-In catastrophic situations, the proposed safety behind 5050 is the unleveraged ETF. It's true that the 3x will drop more drastically than the lone 2x, but half of your invested assets are in the 1x. Looking at a simple one-day example of a 20% drop in SPY:
5050 scenario: (50$ - 50 * 0.20) + (50$ - 50 * 0.60) = 40 + 20 = 60
100 scenario: 100$ - 100 * 0.40 = 60

Two-day scenario, with another 20% drop:
5050 scenario: (40 - 40 * 0.20) + (20 - 20 * 0.60) = 32 + 8 = 40
100 scenario: 60$ - 60 * 0.40 = 36

Three-day scenario, with another 20% drop:
5050 scenario: (32 - 32 * 0.20) + (8 - 8 * 0.60) = 25.6 + 3.2 = 28.8
100 scenario: 36$ - 36 * 0.40 = 21.6

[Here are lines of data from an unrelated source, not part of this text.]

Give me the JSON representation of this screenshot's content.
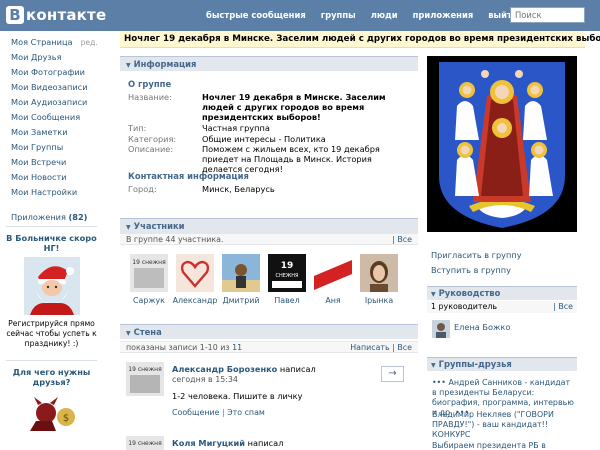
{
  "header": {
    "logo_letter": "B",
    "logo_text": "контакте",
    "nav": [
      "быстрые сообщения",
      "группы",
      "люди",
      "приложения",
      "выйти"
    ],
    "search_placeholder": "Поиск"
  },
  "leftmenu": {
    "items": [
      "Моя Страница",
      "Мои Друзья",
      "Мои Фотографии",
      "Мои Видеозаписи",
      "Мои Аудиозаписи",
      "Мои Сообщения",
      "Мои Заметки",
      "Мои Группы",
      "Мои Встречи",
      "Мои Новости",
      "Мои Настройки"
    ],
    "edit": "ред.",
    "apps_label": "Приложения",
    "apps_count": "(82)"
  },
  "ads": [
    {
      "title": "В Больничке скоро НГ!",
      "text": "Регистрируйся прямо сейчас чтобы успеть к празднику! :)"
    },
    {
      "title": "Для чего нужны друзья?"
    }
  ],
  "group": {
    "title": "Ночлег 19 декабря в Минске. Заселим людей с других городов во время президентских выборов!"
  },
  "info": {
    "header": "Информация",
    "about_title": "О группе",
    "name_label": "Название:",
    "name_value": "Ночлег 19 декабря в Минске. Заселим людей с других городов во время президентских выборов!",
    "type_label": "Тип:",
    "type_value": "Частная группа",
    "category_label": "Категория:",
    "category_value": "Общие интересы - Политика",
    "desc_label": "Описание:",
    "desc_value": "Поможем с жильем всех, кто 19 декабря приедет на Площадь в Минск. История делается сегодня!",
    "contact_title": "Контактная информация",
    "city_label": "Город:",
    "city_value": "Минск, Беларусь"
  },
  "members": {
    "header": "Участники",
    "count_text": "В группе 44 участника.",
    "all_link": "Все",
    "people": [
      "Саржук",
      "Алексaндр",
      "Дмитрий",
      "Павел",
      "Аня",
      "Ірынка"
    ]
  },
  "wall": {
    "header": "Стена",
    "shown_text": "показаны записи 1-10 из",
    "total": "11",
    "write_link": "Написать",
    "separator": "|",
    "all_link": "Все",
    "posts": [
      {
        "author": "Александр Борозенко",
        "action": "написал",
        "date": "сегодня в 15:34",
        "text": "1-2 человека. Пишите в личку",
        "links": [
          "Сообщение",
          "Это спам"
        ],
        "reply": "→"
      },
      {
        "author": "Коля Мигуцкий",
        "action": "написал"
      }
    ]
  },
  "right": {
    "invite": "Пригласить в группу",
    "join": "Вступить в группу",
    "leaders_header": "Руководство",
    "leaders_count": "1 руководитель",
    "leaders_all": "Все",
    "leader_name": "Елена Божко",
    "friends_header": "Группы-друзья",
    "friends_text": [
      "••• Андрей Санников - кандидат в президенты Беларуси: биография, программа, интервью и др. •••",
      "Владимир Некляев (\"ГОВОРИ ПРАВДУ!\") - ваш кандидат!! КОНКУРС",
      "Выбираем президента РБ в"
    ]
  }
}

With 3 days of back-to-back 20% drops, you are still alive, but more battered if you're in team 100. Now, is this bound to happen? I don't think it's very realistic, but it really comes down to personal risk tolerance whether you go with one or the other. One has to keep in mind that the opposite is true: with 100, you will get chunkier surges. With increased assets, nominal values after future, big drawdowns might not be much different, keeping in mind past phases of outperformance for 100.
Post Reply